◆ Exercise requirements: Scan the records below and copy every line that contains the string "SOFTWARE".

****

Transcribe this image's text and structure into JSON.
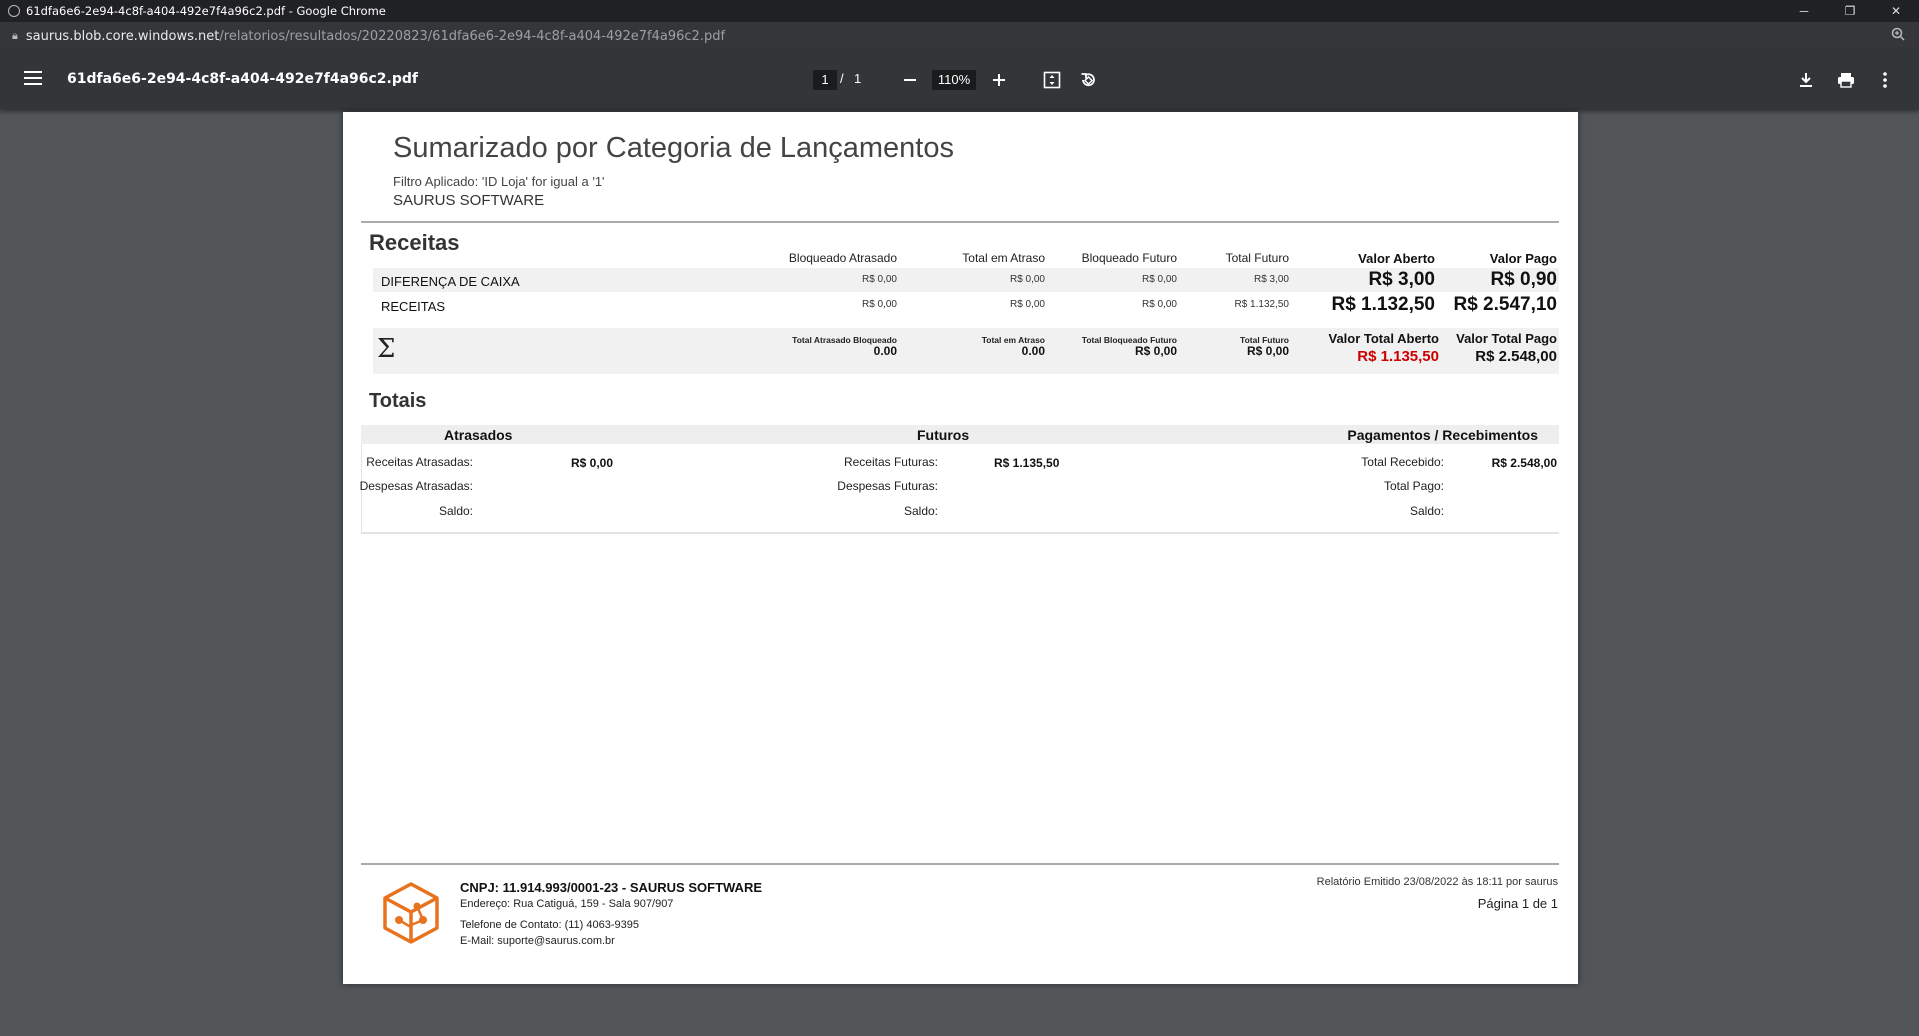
{
  "window": {
    "title": "61dfa6e6-2e94-4c8f-a404-492e7f4a96c2.pdf - Google Chrome",
    "minimize": "─",
    "restore": "❐",
    "close": "✕"
  },
  "address": {
    "host": "saurus.blob.core.windows.net",
    "path": "/relatorios/resultados/20220823/61dfa6e6-2e94-4c8f-a404-492e7f4a96c2.pdf"
  },
  "viewer": {
    "filename": "61dfa6e6-2e94-4c8f-a404-492e7f4a96c2.pdf",
    "page_current": "1",
    "page_sep": "/",
    "page_total": "1",
    "zoom": "110%",
    "zoom_out": "−",
    "zoom_in": "+",
    "icons": [
      "menu-icon",
      "zoom-out-icon",
      "zoom-in-icon",
      "fit-page-icon",
      "rotate-icon",
      "download-icon",
      "print-icon",
      "more-icon"
    ]
  },
  "report": {
    "title": "Sumarizado por Categoria de Lançamentos",
    "filter": "Filtro Aplicado: 'ID Loja' for igual a '1'",
    "company": "SAURUS SOFTWARE",
    "receitas": {
      "section_title": "Receitas",
      "headers": {
        "bloqueado_atrasado": "Bloqueado Atrasado",
        "total_em_atraso": "Total em Atraso",
        "bloqueado_futuro": "Bloqueado Futuro",
        "total_futuro": "Total Futuro",
        "valor_aberto": "Valor Aberto",
        "valor_pago": "Valor Pago"
      },
      "rows": [
        {
          "name": "DIFERENÇA DE CAIXA",
          "bloqueado_atrasado": "R$ 0,00",
          "total_em_atraso": "R$ 0,00",
          "bloqueado_futuro": "R$ 0,00",
          "total_futuro": "R$ 3,00",
          "valor_aberto": "R$ 3,00",
          "valor_pago": "R$ 0,90"
        },
        {
          "name": "RECEITAS",
          "bloqueado_atrasado": "R$ 0,00",
          "total_em_atraso": "R$ 0,00",
          "bloqueado_futuro": "R$ 0,00",
          "total_futuro": "R$ 1.132,50",
          "valor_aberto": "R$ 1.132,50",
          "valor_pago": "R$ 2.547,10"
        }
      ],
      "summary": {
        "symbol": "Σ",
        "total_atrasado_bloqueado_label": "Total Atrasado Bloqueado",
        "total_atrasado_bloqueado": "0.00",
        "total_em_atraso_label": "Total em Atraso",
        "total_em_atraso": "0.00",
        "total_bloqueado_futuro_label": "Total Bloqueado Futuro",
        "total_bloqueado_futuro": "R$ 0,00",
        "total_futuro_label": "Total Futuro",
        "total_futuro": "R$ 0,00",
        "valor_total_aberto_label": "Valor Total Aberto",
        "valor_total_aberto": "R$ 1.135,50",
        "valor_total_pago_label": "Valor Total Pago",
        "valor_total_pago": "R$ 2.548,00",
        "highlight_color": "#cc0000"
      }
    },
    "totais": {
      "section_title": "Totais",
      "atrasados": {
        "header": "Atrasados",
        "receitas_label": "Receitas Atrasadas:",
        "receitas_value": "R$ 0,00",
        "despesas_label": "Despesas Atrasadas:",
        "saldo_label": "Saldo:"
      },
      "futuros": {
        "header": "Futuros",
        "receitas_label": "Receitas Futuras:",
        "receitas_value": "R$ 1.135,50",
        "despesas_label": "Despesas Futuras:",
        "saldo_label": "Saldo:"
      },
      "pagamentos": {
        "header": "Pagamentos / Recebimentos",
        "recebido_label": "Total Recebido:",
        "recebido_value": "R$ 2.548,00",
        "pago_label": "Total Pago:",
        "saldo_label": "Saldo:"
      }
    },
    "footer": {
      "cnpj": "CNPJ: 11.914.993/0001-23 - SAURUS SOFTWARE",
      "endereco": "Endereço: Rua Catiguá, 159 - Sala 907/907",
      "telefone": "Telefone de Contato: (11) 4063-9395",
      "email": "E-Mail: suporte@saurus.com.br",
      "emitido": "Relatório Emitido 23/08/2022  às  18:11 por saurus",
      "pagina": "Página 1 de 1",
      "logo_color": "#e8731f"
    }
  }
}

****

◆ Response to the task:
    "company": "SAURUS SOFTWARE",
      "cnpj": "CNPJ: 11.914.993/0001-23 - SAURUS SOFTWARE",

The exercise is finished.